• About this task: State only how many lines in the listing contain the string "heading".
··· Exercise input
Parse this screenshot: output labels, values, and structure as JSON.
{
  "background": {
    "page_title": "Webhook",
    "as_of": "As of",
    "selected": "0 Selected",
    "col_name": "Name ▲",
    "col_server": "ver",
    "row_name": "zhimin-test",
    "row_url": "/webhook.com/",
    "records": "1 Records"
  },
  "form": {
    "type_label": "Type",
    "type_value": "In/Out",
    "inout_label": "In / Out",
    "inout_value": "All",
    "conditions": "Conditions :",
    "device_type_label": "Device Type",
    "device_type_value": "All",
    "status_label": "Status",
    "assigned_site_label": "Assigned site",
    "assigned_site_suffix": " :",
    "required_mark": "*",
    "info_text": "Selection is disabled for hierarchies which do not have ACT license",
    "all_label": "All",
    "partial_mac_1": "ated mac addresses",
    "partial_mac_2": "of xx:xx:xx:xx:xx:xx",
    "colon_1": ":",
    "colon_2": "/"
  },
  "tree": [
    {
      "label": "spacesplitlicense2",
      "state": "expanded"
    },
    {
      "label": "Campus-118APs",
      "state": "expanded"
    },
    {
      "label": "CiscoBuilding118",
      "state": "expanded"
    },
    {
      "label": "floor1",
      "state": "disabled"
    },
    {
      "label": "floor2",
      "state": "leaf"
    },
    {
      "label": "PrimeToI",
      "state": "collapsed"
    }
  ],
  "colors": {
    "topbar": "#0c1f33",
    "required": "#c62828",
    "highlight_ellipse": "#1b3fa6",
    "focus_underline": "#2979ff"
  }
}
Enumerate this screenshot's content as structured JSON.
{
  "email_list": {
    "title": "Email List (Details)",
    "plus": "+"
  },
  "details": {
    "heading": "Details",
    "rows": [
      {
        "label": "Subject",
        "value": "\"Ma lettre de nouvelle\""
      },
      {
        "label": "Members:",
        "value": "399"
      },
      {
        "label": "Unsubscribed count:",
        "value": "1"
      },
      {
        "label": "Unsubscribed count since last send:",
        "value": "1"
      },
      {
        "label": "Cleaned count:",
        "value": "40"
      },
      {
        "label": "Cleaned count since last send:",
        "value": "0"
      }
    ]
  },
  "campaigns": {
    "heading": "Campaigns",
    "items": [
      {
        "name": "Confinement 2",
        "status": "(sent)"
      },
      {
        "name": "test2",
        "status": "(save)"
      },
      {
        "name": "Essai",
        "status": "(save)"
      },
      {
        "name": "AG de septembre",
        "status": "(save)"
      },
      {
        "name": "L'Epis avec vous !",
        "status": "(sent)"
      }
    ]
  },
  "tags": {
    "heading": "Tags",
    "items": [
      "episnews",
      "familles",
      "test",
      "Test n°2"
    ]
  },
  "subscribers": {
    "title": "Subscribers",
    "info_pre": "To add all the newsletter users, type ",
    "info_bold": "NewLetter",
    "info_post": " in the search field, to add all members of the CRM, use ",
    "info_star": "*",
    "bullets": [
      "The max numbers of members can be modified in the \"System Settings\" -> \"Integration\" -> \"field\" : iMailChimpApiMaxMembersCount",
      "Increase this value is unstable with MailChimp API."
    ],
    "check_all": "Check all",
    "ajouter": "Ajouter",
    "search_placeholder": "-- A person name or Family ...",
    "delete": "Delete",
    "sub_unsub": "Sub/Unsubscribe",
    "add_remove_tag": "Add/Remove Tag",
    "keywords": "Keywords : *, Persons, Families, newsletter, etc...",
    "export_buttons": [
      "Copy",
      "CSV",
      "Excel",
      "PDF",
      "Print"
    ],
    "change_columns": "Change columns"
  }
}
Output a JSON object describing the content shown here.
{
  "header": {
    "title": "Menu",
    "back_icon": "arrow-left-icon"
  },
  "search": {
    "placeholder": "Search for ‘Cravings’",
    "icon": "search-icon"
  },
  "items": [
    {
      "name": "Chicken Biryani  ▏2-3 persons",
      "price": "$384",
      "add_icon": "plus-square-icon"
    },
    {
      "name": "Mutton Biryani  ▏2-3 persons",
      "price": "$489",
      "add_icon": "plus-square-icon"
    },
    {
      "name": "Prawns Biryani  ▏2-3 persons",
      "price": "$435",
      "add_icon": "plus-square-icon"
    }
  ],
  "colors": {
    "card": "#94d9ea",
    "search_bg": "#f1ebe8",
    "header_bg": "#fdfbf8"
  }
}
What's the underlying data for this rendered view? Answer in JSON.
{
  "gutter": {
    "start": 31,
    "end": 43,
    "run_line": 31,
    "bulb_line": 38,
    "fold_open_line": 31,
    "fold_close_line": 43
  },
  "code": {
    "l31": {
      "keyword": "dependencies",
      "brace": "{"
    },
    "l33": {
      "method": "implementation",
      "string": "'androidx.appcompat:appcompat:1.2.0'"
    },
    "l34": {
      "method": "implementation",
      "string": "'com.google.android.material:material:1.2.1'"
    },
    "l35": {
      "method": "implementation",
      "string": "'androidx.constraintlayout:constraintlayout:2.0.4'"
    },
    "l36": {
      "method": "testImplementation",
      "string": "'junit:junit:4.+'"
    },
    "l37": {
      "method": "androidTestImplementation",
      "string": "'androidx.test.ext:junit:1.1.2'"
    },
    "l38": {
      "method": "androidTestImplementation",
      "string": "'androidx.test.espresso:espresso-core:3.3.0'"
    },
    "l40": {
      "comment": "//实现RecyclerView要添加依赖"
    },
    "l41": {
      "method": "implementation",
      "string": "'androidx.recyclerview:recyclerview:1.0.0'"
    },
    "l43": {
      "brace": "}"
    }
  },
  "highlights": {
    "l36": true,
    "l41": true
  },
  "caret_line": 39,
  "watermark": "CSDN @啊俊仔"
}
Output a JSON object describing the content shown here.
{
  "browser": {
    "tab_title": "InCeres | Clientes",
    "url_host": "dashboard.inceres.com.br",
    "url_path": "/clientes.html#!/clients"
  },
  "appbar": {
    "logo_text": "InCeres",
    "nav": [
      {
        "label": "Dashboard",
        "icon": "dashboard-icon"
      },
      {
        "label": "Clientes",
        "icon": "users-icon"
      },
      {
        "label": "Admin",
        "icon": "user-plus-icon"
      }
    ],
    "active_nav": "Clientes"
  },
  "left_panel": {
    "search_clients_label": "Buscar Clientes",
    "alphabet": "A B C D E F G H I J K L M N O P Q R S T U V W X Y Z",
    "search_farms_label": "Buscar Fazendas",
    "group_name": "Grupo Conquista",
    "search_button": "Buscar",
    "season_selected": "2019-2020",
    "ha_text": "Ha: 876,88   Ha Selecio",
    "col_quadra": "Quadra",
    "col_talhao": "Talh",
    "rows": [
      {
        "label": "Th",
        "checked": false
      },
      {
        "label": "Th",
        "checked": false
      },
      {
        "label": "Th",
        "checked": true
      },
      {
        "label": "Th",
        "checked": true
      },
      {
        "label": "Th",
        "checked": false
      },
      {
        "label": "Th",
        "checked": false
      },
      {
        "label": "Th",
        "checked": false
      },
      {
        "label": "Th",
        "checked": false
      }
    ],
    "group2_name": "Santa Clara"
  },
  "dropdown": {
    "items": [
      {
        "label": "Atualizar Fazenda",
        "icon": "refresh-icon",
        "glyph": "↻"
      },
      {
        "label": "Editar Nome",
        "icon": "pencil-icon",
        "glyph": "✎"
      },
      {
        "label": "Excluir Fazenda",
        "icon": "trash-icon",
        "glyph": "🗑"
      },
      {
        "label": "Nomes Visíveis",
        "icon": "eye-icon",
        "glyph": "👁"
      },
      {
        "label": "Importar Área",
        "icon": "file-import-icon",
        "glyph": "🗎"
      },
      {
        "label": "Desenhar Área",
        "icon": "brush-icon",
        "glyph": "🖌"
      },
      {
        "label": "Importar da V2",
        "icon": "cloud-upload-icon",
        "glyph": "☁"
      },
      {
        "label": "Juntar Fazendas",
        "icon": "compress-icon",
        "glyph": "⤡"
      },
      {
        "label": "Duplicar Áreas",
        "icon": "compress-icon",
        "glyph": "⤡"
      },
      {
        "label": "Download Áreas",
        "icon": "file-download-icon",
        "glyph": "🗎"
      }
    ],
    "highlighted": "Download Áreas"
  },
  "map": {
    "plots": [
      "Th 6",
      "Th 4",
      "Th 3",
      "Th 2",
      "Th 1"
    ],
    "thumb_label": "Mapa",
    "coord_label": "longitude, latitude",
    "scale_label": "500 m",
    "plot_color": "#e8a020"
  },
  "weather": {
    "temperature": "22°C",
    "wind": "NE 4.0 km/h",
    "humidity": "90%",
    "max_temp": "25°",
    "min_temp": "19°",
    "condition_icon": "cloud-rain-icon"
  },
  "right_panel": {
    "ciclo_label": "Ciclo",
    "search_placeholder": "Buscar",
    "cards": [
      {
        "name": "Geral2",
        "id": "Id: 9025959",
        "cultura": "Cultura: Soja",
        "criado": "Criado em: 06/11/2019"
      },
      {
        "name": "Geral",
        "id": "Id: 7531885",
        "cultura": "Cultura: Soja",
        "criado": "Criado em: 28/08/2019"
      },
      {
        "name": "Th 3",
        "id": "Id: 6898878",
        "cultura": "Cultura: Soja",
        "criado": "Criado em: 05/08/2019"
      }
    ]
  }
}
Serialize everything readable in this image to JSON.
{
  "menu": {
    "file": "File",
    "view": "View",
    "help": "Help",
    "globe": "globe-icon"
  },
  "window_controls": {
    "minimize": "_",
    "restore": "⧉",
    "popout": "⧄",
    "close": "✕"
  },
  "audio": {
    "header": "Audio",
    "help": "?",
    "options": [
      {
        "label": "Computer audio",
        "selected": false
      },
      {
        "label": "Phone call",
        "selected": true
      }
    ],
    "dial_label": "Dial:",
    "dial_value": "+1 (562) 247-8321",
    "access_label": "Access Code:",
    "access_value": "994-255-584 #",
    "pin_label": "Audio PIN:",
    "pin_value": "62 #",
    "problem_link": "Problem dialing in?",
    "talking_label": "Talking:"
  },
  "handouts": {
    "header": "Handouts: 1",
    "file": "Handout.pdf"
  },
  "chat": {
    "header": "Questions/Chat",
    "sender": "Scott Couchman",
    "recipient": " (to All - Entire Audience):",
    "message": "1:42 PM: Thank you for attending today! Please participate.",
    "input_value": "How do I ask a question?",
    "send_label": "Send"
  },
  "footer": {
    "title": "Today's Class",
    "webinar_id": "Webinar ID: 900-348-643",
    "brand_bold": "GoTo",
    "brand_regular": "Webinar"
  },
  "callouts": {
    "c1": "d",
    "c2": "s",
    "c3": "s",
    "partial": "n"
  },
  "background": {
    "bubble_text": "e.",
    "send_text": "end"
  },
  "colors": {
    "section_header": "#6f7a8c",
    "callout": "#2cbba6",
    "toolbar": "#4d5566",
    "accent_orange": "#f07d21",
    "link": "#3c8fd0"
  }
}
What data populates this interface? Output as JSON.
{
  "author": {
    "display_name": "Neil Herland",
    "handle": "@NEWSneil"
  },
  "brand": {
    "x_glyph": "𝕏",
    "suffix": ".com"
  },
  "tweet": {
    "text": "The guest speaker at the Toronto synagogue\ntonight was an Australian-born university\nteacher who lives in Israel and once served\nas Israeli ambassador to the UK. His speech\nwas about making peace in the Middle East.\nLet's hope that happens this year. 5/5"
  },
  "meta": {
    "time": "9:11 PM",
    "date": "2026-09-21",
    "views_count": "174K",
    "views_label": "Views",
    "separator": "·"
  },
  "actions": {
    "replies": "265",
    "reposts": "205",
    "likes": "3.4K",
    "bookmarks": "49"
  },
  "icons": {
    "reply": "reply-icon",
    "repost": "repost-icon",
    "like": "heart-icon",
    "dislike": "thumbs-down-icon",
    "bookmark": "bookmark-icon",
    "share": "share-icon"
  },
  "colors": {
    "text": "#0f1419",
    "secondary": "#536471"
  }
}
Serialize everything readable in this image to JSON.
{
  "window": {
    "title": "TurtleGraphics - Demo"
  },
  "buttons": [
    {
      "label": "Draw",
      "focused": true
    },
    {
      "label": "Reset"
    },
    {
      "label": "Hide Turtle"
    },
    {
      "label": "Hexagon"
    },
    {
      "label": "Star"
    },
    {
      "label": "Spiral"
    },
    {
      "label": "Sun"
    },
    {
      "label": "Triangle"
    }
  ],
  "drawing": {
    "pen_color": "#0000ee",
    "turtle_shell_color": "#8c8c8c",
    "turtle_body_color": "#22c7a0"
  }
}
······
• Your response: 3